Task brief.
From the data below, copy out every line in which the word "author" occurs.

Web page and app entries:
━━━━━━━━━━━━━━━━━━━━

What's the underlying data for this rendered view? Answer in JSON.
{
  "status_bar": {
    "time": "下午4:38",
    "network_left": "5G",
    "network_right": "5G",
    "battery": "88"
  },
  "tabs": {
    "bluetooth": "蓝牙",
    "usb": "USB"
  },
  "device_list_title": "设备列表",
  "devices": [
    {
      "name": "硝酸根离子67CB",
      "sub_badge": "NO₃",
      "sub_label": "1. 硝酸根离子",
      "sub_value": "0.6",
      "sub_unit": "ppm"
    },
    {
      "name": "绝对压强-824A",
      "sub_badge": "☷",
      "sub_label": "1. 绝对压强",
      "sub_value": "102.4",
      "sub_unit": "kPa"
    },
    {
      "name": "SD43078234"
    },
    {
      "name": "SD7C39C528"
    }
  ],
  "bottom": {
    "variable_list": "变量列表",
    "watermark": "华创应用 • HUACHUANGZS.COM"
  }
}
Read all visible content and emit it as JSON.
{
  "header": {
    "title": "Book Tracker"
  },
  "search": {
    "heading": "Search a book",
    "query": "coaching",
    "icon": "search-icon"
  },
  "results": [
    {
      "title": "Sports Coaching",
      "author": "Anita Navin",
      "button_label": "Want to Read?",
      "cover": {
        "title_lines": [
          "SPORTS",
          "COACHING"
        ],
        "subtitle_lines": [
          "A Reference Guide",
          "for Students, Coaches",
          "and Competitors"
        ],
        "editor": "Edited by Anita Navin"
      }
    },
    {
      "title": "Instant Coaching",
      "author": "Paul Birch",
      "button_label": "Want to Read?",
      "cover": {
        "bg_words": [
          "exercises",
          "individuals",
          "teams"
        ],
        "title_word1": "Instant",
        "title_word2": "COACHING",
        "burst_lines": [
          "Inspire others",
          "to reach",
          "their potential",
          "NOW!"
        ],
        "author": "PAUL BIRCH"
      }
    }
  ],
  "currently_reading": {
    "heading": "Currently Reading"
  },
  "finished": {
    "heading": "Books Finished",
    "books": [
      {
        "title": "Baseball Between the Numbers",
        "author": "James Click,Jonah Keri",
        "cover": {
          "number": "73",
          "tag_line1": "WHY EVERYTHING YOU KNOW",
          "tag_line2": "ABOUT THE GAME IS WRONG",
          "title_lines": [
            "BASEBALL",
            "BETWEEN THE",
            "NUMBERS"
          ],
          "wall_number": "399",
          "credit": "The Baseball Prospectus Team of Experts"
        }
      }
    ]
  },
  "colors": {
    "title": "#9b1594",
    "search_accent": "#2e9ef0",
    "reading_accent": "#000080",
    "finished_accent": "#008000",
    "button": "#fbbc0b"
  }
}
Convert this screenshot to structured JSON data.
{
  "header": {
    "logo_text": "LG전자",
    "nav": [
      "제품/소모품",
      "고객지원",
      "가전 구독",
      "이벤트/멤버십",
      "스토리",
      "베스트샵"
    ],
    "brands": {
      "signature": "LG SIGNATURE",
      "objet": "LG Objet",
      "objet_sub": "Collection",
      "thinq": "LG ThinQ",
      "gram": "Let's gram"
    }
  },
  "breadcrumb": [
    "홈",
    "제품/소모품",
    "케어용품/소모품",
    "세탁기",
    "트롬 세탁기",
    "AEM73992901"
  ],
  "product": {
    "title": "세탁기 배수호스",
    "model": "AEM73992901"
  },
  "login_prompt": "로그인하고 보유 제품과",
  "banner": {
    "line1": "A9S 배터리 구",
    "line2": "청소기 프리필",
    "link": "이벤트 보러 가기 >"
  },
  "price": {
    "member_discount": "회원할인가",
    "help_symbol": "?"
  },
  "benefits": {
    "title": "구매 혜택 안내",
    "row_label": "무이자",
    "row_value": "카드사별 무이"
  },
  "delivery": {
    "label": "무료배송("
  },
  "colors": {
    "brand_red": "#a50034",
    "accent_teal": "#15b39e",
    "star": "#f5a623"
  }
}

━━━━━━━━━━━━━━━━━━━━

Exercise output.
      "author": "Anita Navin",
      "author": "Paul Birch",
        "author": "PAUL BIRCH"
        "author": "James Click,Jonah Keri",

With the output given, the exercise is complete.